OK, we’re house hunting and cruising around with a real estate agent, checking our potential home locations, the time is tight….So, which factors come into play when we assess the “go , no-go”?  How many times will you go back to that house?…who else is bidding on it?  What can we do with it? What are our options?

Additions and alterations, Rye, NY

Hopefully you’ve already done the basic due diligence: schools, commute length, proximity to Whole foods, friends and family, whatever those major factors that have helped narrow down a target area. The final answer is based on other influences which include:

  • Housing supply
  • Land features (wetlands? restrictive covenants? view corridors?)
  • Exact Location/Neighborhood
  • Reconnaissance from uninterested parties
  • Accessibility to transportation modes
  • Is parking sufficient?
  • Entertainment/hosting patterns.
  • Work from home.
  • Extended family/aging parents/post college return kids
  • Budget, not just the asking price…what about improvments and maintenance https://seconarchitect.com/thumbnail-construction-budgeting/
  • Usability of the space in its new vs present configuration
  • Long vs short space usage
  • Appearance.
  • Maintenance requirements
  • Regulations (i.e. do zoning regulations allow you do what you are intending to do)
  • Gut instinct and advice from neutral sources who you respect
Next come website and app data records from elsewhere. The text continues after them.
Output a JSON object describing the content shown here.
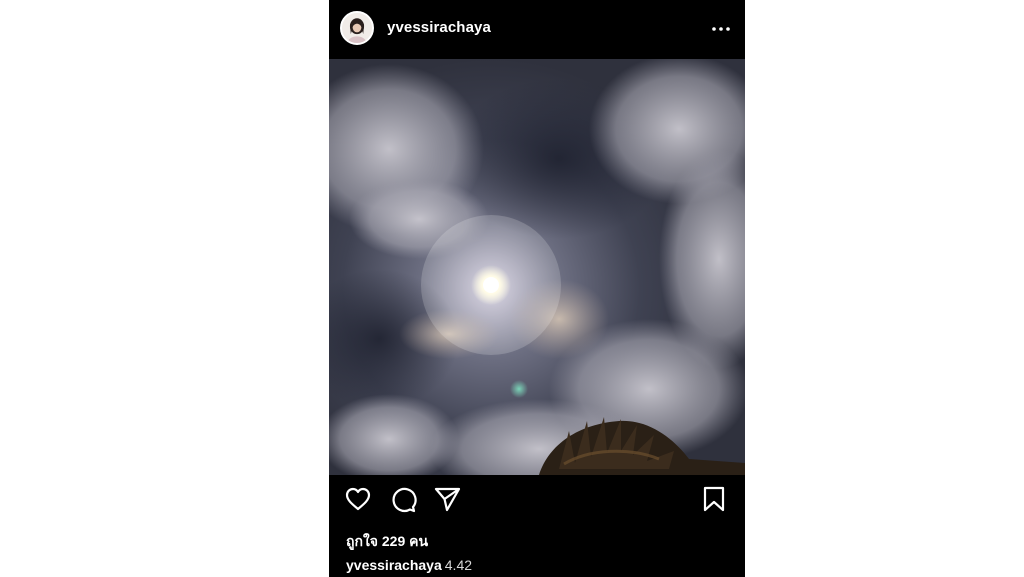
{
  "post": {
    "username": "yvessirachaya",
    "likes_text": "ถูกใจ 229 คน",
    "caption": {
      "username": "yvessirachaya",
      "text": "4.42"
    }
  },
  "icons": {
    "avatar": "profile-avatar",
    "more": "more-horizontal-icon",
    "like": "heart-icon",
    "comment": "comment-icon",
    "share": "send-icon",
    "save": "bookmark-icon"
  },
  "colors": {
    "background": "#000000",
    "text": "#ffffff",
    "page": "#ffffff"
  }
}
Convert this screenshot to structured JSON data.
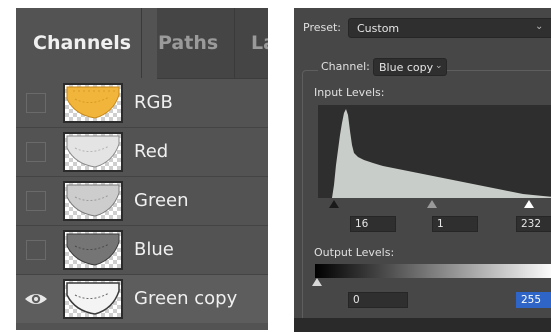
{
  "channels_panel": {
    "tabs": [
      {
        "label": "Channels",
        "active": true
      },
      {
        "label": "Paths",
        "active": false
      },
      {
        "label": "La",
        "active": false
      }
    ],
    "rows": [
      {
        "label": "RGB",
        "visible": false,
        "thumb_color": "#f0b53a"
      },
      {
        "label": "Red",
        "visible": false,
        "thumb_color": "#d8d8d8"
      },
      {
        "label": "Green",
        "visible": false,
        "thumb_color": "#c8c8c8"
      },
      {
        "label": "Blue",
        "visible": false,
        "thumb_color": "#6e6e6e"
      },
      {
        "label": "Green copy",
        "visible": true,
        "thumb_color": "#f2f2f2"
      }
    ]
  },
  "levels": {
    "preset_label": "Preset:",
    "preset_value": "Custom",
    "channel_label": "Channel:",
    "channel_value": "Blue copy",
    "input_levels_label": "Input Levels:",
    "input_levels": {
      "shadow": "16",
      "midtone": "1",
      "highlight": "232"
    },
    "output_levels_label": "Output Levels:",
    "output_levels": {
      "low": "0",
      "high": "255"
    }
  },
  "colors": {
    "panel_bg": "#535353",
    "dialog_bg": "#474747",
    "histogram_fill": "#c9cdc9",
    "selection_blue": "#2f65c7"
  }
}
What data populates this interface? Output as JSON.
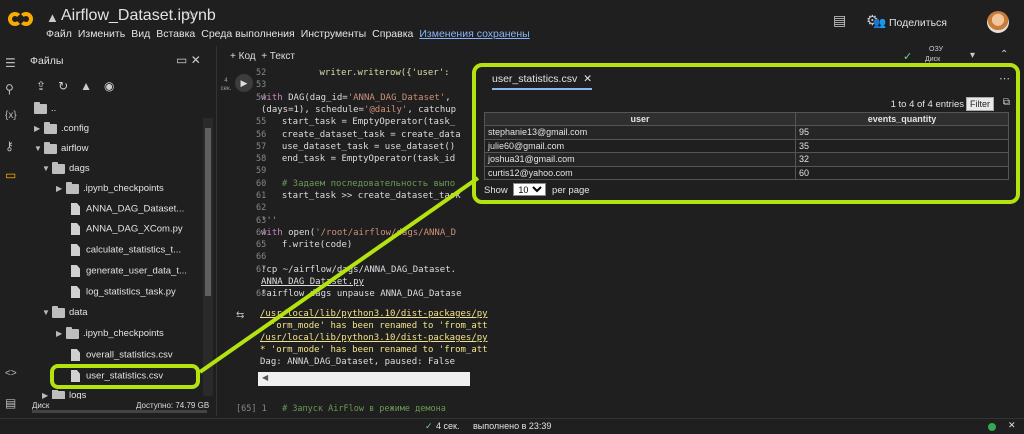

Many customers rely too heavily on the cost paradigm and fail to look ahead as to the use and future planning of the neighborhood.  Will they possibly be expanding? What is the length of their ownership or lease?  There is no substitute for legwork and due diligence.   


So do the analysis, take a deep breath and try to imagine where you want to be in 5 years.  Good luck. If you’re a little unsure and want to run it by us, please feel free to call and discuss your specific situation 914 674 2950.

Article by Steven Secon